Not in stock but may be ordered. Subject to Publisher Availability.
This lyrical picture book celebrates the beauty of nature while exploring the diverse landscapes of the National Parks across the United States of America.
From the volcanos of Haleakalā National Park in Hawai'i to waterfalls of Yosemite to the churning ocean at Acadia National Park in Maine, I Am Made of Mountains takes readers on a tour to honor America’s great outdoors. Sixteen parks are highlighted, and the story follows a different child visiting each park and exploring the natural wonders of each location.
The lyrical text paired with the expansive illustrations is an ode to the outdoors that will inspire nature lovers and National Park visitors of all ages.
About the Author
Alexandra S. D. Hinrichs has worked as a historical researcher at American Girl, a children’s librarian, and a children’s bookseller among other things. She earned MAs in United States history and library & information studies and is the author is several children’s books, including The Lobster Lady; The Traveling Camera: Lewis Hine and the Fight to End Child Labor; and Thérèse Makes a Tapestry.

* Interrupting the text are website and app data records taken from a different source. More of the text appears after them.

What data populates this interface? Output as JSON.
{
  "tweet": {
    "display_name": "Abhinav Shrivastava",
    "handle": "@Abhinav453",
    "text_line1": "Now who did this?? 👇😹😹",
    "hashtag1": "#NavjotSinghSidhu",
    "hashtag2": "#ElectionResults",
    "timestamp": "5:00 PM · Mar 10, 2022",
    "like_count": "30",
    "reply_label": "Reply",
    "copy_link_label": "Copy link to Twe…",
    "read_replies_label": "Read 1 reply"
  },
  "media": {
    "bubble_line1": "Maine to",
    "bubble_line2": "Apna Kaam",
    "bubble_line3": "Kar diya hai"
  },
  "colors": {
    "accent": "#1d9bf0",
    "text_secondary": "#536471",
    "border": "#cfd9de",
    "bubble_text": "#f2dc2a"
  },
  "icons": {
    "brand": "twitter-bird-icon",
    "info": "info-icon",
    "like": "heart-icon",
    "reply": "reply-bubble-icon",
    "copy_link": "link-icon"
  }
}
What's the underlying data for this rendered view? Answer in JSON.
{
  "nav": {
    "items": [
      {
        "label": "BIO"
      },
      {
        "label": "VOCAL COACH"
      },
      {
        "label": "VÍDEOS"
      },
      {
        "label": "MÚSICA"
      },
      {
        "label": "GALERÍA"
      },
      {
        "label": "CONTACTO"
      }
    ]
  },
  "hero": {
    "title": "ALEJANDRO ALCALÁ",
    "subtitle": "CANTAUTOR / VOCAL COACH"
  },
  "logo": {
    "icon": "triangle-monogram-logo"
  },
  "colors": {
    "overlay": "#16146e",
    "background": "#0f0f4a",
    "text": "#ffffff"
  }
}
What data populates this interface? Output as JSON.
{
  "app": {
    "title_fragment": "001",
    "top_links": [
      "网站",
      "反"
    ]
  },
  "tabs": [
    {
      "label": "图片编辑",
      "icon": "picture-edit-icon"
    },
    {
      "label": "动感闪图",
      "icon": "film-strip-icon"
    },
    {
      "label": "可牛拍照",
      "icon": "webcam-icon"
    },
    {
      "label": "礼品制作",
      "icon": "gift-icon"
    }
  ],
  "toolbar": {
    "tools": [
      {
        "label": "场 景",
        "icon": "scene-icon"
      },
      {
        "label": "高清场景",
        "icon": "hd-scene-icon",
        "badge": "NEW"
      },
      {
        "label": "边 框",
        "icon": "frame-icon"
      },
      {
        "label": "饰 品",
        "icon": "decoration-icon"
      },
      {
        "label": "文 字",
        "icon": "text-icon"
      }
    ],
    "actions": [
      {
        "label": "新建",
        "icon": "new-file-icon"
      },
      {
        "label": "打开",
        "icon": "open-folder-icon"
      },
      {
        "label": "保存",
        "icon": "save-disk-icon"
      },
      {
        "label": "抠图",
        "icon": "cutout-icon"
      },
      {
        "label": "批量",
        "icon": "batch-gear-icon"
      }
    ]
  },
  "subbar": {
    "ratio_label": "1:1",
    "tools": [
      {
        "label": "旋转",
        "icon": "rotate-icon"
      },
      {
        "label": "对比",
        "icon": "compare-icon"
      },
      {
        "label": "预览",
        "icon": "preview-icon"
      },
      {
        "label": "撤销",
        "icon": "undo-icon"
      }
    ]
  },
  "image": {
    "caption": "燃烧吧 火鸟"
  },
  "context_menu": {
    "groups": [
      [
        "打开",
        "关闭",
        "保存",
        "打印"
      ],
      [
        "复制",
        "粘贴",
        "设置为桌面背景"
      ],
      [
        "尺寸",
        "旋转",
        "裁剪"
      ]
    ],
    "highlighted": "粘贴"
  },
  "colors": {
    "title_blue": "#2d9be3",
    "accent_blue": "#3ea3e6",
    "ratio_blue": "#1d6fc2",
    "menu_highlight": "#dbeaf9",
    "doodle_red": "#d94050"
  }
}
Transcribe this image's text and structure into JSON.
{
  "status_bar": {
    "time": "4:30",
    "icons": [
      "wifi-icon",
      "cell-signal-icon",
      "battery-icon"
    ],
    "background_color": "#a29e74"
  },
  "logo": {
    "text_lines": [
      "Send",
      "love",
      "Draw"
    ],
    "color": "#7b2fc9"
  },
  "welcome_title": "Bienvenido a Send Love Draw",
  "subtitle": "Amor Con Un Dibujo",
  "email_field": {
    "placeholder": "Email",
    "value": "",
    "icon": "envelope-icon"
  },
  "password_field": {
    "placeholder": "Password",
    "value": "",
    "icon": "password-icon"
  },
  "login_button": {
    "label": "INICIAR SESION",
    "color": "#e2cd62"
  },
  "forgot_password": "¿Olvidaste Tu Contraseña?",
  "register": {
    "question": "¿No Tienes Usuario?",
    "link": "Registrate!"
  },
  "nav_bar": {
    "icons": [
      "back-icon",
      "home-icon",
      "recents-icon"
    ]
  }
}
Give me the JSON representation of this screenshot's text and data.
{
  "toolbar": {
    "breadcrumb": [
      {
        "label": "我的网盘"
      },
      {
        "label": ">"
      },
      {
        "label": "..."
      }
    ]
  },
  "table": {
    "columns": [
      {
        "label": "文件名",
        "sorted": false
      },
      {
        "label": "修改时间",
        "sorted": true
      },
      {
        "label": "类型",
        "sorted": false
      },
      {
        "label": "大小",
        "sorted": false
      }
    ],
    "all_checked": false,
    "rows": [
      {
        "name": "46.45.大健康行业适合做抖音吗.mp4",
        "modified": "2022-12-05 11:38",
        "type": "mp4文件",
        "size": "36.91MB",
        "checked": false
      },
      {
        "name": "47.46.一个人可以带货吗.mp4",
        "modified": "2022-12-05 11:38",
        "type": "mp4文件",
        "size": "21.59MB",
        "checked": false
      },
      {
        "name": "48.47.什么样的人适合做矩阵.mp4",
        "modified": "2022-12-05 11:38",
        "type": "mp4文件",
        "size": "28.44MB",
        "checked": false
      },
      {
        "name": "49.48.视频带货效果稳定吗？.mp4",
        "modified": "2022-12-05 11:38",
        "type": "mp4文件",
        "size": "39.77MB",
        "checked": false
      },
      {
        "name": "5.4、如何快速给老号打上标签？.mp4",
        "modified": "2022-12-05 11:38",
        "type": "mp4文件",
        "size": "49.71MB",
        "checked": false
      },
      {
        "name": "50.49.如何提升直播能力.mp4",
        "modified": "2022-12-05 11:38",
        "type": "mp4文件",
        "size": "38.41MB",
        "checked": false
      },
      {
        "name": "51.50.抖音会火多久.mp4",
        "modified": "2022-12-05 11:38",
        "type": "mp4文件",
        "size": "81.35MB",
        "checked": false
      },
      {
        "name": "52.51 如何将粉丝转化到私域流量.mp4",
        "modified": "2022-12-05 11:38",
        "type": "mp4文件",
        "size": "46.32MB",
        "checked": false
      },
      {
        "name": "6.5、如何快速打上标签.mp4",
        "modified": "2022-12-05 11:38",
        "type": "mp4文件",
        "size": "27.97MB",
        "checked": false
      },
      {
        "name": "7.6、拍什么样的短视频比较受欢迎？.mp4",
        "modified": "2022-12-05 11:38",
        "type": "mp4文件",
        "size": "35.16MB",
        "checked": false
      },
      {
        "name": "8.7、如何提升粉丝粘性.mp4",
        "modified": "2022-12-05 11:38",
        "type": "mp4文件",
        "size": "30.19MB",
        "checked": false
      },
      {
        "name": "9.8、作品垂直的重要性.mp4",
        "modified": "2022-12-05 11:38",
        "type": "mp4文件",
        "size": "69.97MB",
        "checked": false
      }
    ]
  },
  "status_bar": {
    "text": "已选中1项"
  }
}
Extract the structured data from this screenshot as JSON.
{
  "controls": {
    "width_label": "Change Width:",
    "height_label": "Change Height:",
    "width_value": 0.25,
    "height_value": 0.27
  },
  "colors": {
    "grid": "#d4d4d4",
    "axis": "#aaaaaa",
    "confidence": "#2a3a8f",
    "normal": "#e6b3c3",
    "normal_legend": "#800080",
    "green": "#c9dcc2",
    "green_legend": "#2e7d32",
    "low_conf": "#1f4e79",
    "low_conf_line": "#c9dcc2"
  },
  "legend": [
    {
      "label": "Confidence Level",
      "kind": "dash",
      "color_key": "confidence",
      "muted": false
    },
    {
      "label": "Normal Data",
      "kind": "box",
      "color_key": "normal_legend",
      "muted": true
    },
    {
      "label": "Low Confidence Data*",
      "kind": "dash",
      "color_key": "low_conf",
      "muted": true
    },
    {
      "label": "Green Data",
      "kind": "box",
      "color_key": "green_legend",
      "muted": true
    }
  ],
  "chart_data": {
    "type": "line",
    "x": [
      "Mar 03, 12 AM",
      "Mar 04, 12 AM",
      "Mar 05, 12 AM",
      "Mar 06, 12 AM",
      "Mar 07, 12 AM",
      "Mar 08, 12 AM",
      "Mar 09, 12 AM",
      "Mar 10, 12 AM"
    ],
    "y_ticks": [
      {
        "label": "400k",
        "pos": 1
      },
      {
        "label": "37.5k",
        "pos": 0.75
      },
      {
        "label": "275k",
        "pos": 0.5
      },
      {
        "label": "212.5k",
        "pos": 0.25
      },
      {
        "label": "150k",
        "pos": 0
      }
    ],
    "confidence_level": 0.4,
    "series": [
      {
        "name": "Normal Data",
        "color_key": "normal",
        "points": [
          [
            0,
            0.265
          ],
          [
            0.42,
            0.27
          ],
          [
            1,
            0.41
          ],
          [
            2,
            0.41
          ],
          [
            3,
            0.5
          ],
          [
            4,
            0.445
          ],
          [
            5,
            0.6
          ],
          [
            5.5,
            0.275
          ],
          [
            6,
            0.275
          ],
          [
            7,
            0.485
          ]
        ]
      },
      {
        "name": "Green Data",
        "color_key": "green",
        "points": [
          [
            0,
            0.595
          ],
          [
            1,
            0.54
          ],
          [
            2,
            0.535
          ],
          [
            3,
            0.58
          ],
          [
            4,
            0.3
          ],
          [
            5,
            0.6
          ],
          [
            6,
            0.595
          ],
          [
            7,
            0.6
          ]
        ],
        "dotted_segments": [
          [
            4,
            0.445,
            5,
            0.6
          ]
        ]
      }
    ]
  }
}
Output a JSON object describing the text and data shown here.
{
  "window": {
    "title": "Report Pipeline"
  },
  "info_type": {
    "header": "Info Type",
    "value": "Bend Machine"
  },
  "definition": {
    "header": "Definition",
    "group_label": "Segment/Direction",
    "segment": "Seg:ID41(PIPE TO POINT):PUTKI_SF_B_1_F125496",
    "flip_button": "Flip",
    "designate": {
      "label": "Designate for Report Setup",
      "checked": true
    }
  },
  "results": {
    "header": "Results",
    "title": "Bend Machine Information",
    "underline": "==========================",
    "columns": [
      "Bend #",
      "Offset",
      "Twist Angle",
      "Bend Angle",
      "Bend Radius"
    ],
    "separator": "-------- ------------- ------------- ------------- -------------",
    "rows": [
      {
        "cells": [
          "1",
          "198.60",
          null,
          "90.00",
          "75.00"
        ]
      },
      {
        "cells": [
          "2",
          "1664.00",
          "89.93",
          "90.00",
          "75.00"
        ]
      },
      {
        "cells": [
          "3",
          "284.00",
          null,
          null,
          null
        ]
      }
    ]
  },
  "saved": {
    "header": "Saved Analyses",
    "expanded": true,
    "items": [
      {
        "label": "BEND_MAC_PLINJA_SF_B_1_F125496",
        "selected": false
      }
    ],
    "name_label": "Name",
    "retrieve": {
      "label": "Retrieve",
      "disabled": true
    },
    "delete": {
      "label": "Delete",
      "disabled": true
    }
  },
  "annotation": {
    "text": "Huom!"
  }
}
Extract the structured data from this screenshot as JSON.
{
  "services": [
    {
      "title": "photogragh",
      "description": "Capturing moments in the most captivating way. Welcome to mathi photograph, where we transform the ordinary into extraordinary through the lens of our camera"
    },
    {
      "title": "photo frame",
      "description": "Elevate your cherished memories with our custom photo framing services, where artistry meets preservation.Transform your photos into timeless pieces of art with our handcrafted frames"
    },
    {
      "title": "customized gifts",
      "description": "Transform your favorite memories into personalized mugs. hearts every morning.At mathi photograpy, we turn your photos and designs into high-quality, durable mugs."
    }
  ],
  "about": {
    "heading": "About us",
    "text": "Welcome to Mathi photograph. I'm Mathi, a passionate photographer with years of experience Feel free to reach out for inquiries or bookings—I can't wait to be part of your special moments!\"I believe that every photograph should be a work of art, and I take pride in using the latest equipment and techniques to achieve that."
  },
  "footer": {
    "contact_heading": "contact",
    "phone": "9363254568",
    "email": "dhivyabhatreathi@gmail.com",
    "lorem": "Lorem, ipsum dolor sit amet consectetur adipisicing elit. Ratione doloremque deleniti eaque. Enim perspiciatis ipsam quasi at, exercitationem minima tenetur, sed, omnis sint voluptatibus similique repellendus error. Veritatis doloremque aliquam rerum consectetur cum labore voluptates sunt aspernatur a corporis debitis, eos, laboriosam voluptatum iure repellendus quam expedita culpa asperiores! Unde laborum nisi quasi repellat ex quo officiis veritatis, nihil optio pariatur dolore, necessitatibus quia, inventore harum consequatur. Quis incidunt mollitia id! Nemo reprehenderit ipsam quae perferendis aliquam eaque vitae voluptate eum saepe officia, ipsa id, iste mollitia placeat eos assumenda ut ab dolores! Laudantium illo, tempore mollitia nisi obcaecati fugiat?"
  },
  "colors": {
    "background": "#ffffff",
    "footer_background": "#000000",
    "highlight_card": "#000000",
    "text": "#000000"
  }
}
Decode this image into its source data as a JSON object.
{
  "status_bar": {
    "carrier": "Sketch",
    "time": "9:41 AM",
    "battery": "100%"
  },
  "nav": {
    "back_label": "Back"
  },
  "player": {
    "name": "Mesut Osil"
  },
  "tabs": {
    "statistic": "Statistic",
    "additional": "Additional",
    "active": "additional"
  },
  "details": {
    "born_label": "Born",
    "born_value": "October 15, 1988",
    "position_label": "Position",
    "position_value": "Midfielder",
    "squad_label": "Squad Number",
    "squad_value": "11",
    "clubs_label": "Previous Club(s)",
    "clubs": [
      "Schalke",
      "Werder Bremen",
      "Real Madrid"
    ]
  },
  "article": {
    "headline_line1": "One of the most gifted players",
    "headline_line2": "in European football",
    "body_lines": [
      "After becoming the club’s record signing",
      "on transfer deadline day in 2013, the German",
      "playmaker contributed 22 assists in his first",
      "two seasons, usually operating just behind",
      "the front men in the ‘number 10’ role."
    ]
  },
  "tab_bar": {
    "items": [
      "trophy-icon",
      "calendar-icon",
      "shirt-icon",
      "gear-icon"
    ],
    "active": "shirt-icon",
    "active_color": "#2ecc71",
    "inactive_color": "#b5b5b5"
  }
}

Vivian Mineker is the illustrator of several books for children, including The Yeti and the Jolly Lama: A Tale of Friendship and What a Ship Sees. Vivian is a Taiwanese American from Taipei and Portland, Oregon, currently working out of Ljubljana, Slovenia. www.vivianmineker.com
A tribute to Glacier Bay, Yellowstone, the Everglades, and other national parks.
Personifying her subject (“You may think you know me”), Hinrichs introduces, in rhyme, 16 parks, from Hawaii’s Haleakalā to Acadia in Maine, then goes on in a prose afterword to recap the genesis and growth of the National Park Service. In that long note, she describes how Native residents were driven from Yosemite (so named by White colonizers with an Ahwahneechee word that means “they are killers”) and how settlers of German, English, and Scottish descent were denigrated and then forcibly relocated from the land that became Shenandoah National Park. (The author also notes elsewhere that the latter was racially segregated until 1950.) Though her overall tone is celebratory, she closes by reassuring readers that mixed feelings are natural and leadingly asks them to think of ways to “connect with each other to share and honor our differences.” Mineker depicts a range of grand landscapes and natural wonders in her digital illustrations; she puts a cast of human figures—diverse in terms of race and ability—prominently in the foregrounds to underscore the point that national parks exist to be experienced as well as preserved. A page of thoughtful comments from actual young park visitors at the end reinforces the theme.
An enticing look at our national parks—rhapsodic but with attention to their checkered history.